Thanks to a finely balanced emulsifying technology, both products penetrate uniformly, completely and deeply into the leather structure during the wet finishing of the wet-blues. The development of the chemistry of the silicone component was particularly difficult as, up to now, these components had been considered difficult to emulsify.

No additional operation is needed when waterproofing with Xeroderm P-AF and S-AF. The process can be incorporated into the normal wet finishing operation without any problems and without adding to the time required. The waterproofing agents are simply added in place of the fatliquoring system (Table 1).

The amount of Xeroderm P-AF/S-AF required (calculated on the shaved weight) depends on the desired degree of waterproofness.

The new products are subsequently fixed with formic acid alone to give a long-lasting effect which cannot be washed out. Absolutely no mineral salts such as chrome, aluminum or zirconium are needed for fixation.

Well-balanced property profile

All in all, the halogen-free, two-component waterproofing system fixed with formic acid gives high-quality leathers with good water repellency and long-lasting waterproofness.

The static water absorption of leather treated with Xeroderm P-AF and S-AF is about 10%, which means that the material does not feel damp even on long walks across wet fields.

Provided the wet finishing is carried out properly, there is no adverse effect on the tensile strength, tear strength and buckle tear load of the leather. The water vapour permeability, one of the highly valued properties of non-waterproofed leather, is also preserved, as there is no sealing of the pores with the open Xeroderm P-AF/S-AF waterproofing system: the breathing properties remain intact.

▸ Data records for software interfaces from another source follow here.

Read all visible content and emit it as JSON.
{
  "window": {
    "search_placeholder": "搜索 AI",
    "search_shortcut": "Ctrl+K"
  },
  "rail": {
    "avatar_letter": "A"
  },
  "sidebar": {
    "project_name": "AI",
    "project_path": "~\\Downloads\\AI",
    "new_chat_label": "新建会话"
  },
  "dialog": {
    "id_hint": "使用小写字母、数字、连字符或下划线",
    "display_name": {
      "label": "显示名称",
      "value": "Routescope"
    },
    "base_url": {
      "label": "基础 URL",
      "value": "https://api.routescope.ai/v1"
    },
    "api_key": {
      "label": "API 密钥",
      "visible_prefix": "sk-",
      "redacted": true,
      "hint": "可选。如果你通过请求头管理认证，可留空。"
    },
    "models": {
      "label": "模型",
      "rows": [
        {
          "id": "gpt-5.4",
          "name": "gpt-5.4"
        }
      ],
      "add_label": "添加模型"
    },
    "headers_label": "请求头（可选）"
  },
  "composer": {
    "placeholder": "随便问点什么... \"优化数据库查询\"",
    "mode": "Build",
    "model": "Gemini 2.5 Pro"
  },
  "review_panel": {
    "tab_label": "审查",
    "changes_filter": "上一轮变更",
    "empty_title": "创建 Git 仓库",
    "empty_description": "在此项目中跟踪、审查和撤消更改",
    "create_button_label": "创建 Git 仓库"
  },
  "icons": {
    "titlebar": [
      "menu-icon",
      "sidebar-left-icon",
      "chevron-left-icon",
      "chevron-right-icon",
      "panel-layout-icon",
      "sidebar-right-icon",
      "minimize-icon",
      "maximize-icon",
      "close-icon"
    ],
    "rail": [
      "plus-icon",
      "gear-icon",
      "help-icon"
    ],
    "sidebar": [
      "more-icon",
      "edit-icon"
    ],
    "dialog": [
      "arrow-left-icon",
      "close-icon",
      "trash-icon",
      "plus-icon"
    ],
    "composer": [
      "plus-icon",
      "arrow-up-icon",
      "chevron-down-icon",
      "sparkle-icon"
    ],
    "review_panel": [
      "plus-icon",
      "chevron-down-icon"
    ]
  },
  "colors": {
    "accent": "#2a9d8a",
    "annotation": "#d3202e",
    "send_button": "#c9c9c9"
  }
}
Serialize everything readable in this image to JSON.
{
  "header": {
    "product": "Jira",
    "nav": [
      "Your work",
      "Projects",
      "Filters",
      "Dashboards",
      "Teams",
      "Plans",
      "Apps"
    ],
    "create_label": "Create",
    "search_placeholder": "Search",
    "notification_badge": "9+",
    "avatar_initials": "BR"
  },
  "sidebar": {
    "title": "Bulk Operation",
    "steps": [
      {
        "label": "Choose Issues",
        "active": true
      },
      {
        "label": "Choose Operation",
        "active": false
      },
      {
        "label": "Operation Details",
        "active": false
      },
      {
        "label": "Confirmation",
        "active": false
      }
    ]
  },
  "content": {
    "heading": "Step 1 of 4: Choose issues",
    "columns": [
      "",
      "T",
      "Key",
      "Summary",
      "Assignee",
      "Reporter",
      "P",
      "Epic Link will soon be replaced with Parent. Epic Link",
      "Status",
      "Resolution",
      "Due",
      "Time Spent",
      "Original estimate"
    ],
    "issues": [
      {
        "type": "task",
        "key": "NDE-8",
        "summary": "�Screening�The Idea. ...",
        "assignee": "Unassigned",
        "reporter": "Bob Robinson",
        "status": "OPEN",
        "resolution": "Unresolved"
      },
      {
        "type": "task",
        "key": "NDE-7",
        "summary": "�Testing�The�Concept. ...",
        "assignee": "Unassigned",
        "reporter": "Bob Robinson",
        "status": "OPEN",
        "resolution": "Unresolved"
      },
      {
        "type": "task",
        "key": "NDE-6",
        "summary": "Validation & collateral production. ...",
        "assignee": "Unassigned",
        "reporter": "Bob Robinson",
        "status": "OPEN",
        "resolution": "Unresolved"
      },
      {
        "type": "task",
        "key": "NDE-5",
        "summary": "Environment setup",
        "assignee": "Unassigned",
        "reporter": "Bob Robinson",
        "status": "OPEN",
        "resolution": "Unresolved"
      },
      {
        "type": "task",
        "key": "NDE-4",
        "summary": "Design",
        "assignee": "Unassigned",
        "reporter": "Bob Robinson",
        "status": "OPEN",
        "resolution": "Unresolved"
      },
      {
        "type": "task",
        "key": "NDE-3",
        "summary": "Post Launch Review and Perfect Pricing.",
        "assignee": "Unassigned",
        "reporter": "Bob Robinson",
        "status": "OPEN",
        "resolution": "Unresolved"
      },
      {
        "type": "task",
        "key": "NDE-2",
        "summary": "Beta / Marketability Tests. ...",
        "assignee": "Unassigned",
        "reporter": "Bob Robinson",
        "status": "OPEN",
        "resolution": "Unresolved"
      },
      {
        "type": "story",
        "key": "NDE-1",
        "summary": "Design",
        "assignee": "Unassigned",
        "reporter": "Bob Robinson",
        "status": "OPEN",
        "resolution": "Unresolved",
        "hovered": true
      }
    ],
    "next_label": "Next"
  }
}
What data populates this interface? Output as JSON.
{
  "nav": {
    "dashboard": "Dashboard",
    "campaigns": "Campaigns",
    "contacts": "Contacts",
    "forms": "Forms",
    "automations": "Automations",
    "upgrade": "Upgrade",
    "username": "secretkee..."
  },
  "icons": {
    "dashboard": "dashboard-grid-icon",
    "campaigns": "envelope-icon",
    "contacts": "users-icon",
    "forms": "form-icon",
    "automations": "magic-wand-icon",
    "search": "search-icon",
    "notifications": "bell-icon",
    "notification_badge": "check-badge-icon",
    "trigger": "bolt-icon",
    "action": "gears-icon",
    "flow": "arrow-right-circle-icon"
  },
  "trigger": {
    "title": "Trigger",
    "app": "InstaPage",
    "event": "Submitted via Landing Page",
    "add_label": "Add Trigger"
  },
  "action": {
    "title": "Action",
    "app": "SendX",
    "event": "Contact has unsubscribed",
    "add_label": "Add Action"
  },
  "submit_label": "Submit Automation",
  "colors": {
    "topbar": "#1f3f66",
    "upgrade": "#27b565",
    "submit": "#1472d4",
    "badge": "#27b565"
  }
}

As no green chrome salts are used for fixation when waterproofing with Xeroderm P-AF/S-AF, there are no differences in colour between the front and back of the leather (two-sidedness), and the changes in shade which occurred with chrome fixation are likewise a thing of the past.

Thus the new Xeroderm products can also be used in the production of very pale-coloured or brilliantly dyed waterproof leathers, and there is nothing to stop ambitious fashion designers from using these colours for outdoor clothing as well.

Pale or colourful, soft or firm

Leathers treated by the waterproofing system with formic acid fixation also have important advantages with regard to the quality of the surface.

They have a particularly smooth, supple and yet tight-grained surface, which does not feel silicone-like despite the silicone component, and a soft, wax-like handle. There is no shrinkage of the surface as there normally is with chrome fixation.

In addition, Xeroderm P-AF and S-AF solve the problems which previously arose when waterproofing firm leathers in particular. It is a well-known fact that large amounts of conventional waterproofing agents have a softening effect.

With the new Xeroderm products this is no longer a problem, as their high affinity to the leather ensures good penetration even of thick leathers.

Bayer has also developed special tanning materials (Tanigan F) for the retannage of particularly firm leathers which are to be waterproofed with Xeroderm. Thus the firmness and softness of the treated leather can be carefully adjusted by varying the retannage accordingly. The result is leather (upper leather for army boots) which combines a pleasant surface with good firmness.

Thus leathers treated with Xeroderm P-AF and S-AF are a valuable addition to the applications of this, the oldest material in the world. Thanks to their pleasant handle and smoothness, they can be used for the production of high-quality, waterproof articles.

With their waterproofness under dynamic stress, their good wear climate associated with high water vapour permeability and their good drying properties, they provide shoe manufacturers with an excellent material for boosting the popularity of traditional leather for the outdoor shoe sector, which, like textile leisure wear, has become increasingly the domain of products based on water-vapour-permeable membranes.